JP: You know, I don’t know that we have a ton of sales training materials. We do have some processes that continue to evolve, but I think, you know, it starts with the Head of Sales and it filters on down and, you know, our SVP is one that, you know, promotes a culture of continuous learning and improvement and we are really big in providing a work place that will help make the sales reps that come here marketable and become prepared to actually leave GuideSpark one day and that is a process and a philosophy that, you know, you see a lot around, you know, the Richard Branson quotes, “Train them enough to leave, but treat them well enough so that they don’t…” and that sort of thing that is… I think it all starts with the executive leadership teams and filters its way down. So, that trumps any sort of training program or any sort of structured kind of classroom type of setting in my opinion.
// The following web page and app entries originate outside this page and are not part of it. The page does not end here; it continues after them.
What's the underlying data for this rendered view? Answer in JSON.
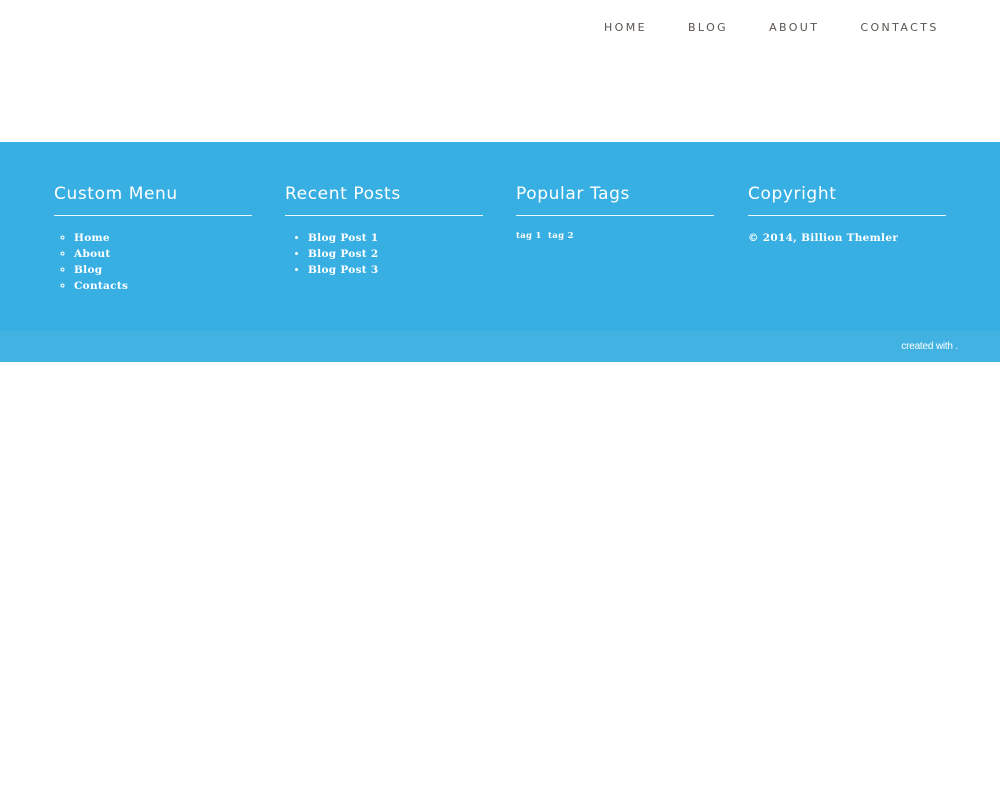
{
  "nav": {
    "items": [
      {
        "label": "HOME"
      },
      {
        "label": "BLOG"
      },
      {
        "label": "ABOUT"
      },
      {
        "label": "CONTACTS"
      }
    ]
  },
  "footer": {
    "custom_menu": {
      "title": "Custom Menu",
      "items": [
        {
          "label": "Home"
        },
        {
          "label": "About"
        },
        {
          "label": "Blog"
        },
        {
          "label": "Contacts"
        }
      ]
    },
    "recent_posts": {
      "title": "Recent Posts",
      "items": [
        {
          "label": "Blog Post 1"
        },
        {
          "label": "Blog Post 2"
        },
        {
          "label": "Blog Post 3"
        }
      ]
    },
    "popular_tags": {
      "title": "Popular Tags",
      "tags": [
        {
          "label": "tag 1"
        },
        {
          "label": "tag 2"
        }
      ]
    },
    "copyright": {
      "title": "Copyright",
      "text": "© 2014, Billion Themler"
    }
  },
  "credits": {
    "prefix": "",
    "created_with": "created with",
    "suffix": "."
  },
  "colors": {
    "footer_bg": "#37afe3",
    "bottombar_bg": "#41b2e2",
    "nav_text": "#5a5550"
  }
}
MB: Yep, no, it sounds similar to a lot of the approaches we’ve heard that sort of the best thing you can do is just step them in actually, in specific scenarios in real world environments rather than the classroom where not a lot comes out of it. So, any final thoughts for the sort of young SaaS founders? I mean, you have obviously been through development of the training process on the SDRs and the bunch. May be, I guess, was there anything that you assumed going in and have learned today to be different, sort of like stuff that people should watch out for or understand?

JP: Yeah, you know, I think is you are starting up the business clearly, I would imagine that you would be throwing upon a relatively younger and inexperienced set of talent to have a very, very profound impact for the organization and the one thing that I never really expected as we continue to go along is that young talent continues to impress and I don’t know what it is, but when I was 23, 24, no way would I be not only up for the task at hand, but just being able to, you know, contribute in such a meaningful way. I think for those folks that are out there, starting a company or starting to get initial skill attraction is that young talent continues to impress and, you know, it is okay to take risks and raise expectations and level of accountability because what you will find out there is that, you know, there are people out there that are absolutely capable of delivering results at a relatively young age and that’s something that I absolutely continue to be impressed by.

MB: Cool! That is all great advice. Well, Jon, listen, thank you so much for coming in and chatting with us today, really appreciate it.

JP: Any time, Mike.

Michael Brown
Michael Brown
Michael is a Founder & Managing Partner at Bowery Capital based in New York. Prior to Bowery Capital, Brown was a Co-Founder and General Partner at AOL Ventures. Before AOL Ventures, Brown worked for the investment arm of Richard Branson’s Virgin Group. He began his career at Morgan Stanley as an equity research analyst. Outside of his professional life, Brown serves on the Board of Directors of the National Forest Foundation and the Columbia College Alumni Association. He holds a B.A. from Columbia University.